• PROBLEM TO WORK ON:
Report back every line from the entries below in which the word "Employee" occurs.

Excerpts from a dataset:
============================================================

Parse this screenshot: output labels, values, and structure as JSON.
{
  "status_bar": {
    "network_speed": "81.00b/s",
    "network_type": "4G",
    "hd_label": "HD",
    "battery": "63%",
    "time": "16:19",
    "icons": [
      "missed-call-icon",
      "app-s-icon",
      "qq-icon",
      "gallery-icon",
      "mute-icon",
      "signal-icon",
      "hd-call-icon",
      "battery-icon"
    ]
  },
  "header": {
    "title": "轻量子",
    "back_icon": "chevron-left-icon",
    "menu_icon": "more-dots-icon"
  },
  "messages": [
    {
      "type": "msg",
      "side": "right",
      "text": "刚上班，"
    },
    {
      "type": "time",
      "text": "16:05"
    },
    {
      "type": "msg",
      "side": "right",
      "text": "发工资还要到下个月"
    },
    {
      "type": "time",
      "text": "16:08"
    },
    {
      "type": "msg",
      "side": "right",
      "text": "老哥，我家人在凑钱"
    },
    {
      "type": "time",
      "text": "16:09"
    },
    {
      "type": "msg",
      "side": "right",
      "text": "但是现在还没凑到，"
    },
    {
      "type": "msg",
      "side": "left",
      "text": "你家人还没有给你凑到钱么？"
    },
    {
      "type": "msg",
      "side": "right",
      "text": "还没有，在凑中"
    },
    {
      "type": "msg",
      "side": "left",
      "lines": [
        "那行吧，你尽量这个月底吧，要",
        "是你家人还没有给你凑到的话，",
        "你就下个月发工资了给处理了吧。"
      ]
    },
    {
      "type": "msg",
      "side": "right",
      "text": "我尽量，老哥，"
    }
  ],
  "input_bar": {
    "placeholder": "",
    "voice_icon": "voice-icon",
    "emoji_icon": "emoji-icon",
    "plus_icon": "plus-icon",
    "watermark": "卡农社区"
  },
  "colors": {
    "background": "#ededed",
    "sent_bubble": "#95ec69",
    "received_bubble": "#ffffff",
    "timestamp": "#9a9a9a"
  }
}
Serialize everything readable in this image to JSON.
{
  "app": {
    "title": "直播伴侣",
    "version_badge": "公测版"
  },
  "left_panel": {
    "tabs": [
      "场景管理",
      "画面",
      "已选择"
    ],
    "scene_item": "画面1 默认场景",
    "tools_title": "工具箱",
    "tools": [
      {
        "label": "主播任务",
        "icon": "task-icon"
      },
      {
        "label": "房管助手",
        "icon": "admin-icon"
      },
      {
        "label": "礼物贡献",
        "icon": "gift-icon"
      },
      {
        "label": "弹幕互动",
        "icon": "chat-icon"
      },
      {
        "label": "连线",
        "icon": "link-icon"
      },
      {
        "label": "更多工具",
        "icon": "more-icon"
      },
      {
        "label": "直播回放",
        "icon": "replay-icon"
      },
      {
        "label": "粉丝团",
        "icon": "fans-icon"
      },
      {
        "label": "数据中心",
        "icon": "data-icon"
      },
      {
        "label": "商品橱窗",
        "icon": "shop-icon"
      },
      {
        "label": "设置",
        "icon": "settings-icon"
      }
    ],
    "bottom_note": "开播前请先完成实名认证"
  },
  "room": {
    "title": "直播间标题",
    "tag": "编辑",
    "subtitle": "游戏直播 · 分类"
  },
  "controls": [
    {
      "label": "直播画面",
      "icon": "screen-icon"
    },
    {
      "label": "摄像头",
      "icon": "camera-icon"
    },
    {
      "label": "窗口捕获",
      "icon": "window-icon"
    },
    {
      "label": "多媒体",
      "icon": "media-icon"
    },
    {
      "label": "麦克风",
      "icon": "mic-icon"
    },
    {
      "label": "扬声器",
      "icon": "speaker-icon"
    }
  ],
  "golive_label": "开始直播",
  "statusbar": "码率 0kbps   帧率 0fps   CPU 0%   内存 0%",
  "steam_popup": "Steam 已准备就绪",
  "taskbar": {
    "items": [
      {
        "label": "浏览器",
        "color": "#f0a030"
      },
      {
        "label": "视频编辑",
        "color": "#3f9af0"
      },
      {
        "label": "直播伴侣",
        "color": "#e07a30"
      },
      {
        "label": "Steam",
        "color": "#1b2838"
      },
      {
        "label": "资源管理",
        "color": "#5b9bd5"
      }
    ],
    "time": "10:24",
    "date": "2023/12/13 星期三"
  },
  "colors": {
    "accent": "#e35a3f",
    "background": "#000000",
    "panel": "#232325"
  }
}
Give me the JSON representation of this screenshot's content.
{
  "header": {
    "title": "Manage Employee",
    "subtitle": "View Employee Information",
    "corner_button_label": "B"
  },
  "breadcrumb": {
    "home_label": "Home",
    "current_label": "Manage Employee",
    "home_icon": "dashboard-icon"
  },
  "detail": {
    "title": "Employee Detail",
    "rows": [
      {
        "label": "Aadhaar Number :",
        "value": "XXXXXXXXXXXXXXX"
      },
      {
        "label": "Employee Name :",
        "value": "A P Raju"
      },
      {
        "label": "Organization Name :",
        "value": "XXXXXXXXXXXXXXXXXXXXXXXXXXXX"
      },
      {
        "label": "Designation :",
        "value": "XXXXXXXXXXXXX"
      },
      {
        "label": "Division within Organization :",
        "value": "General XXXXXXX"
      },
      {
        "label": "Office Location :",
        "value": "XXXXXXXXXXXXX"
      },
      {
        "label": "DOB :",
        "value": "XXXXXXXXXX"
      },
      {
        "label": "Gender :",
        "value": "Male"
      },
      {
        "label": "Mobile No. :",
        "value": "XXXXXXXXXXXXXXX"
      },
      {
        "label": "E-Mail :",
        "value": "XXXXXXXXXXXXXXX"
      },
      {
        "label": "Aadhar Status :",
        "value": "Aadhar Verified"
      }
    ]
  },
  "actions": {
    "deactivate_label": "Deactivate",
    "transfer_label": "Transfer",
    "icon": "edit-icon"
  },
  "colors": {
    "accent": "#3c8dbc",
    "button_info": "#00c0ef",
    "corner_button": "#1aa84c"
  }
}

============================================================

• OUTPUT OF THE TASK:
    "title": "Manage Employee",
    "subtitle": "View Employee Information",
    "current_label": "Manage Employee",
    "title": "Employee Detail",
        "label": "Employee Name :",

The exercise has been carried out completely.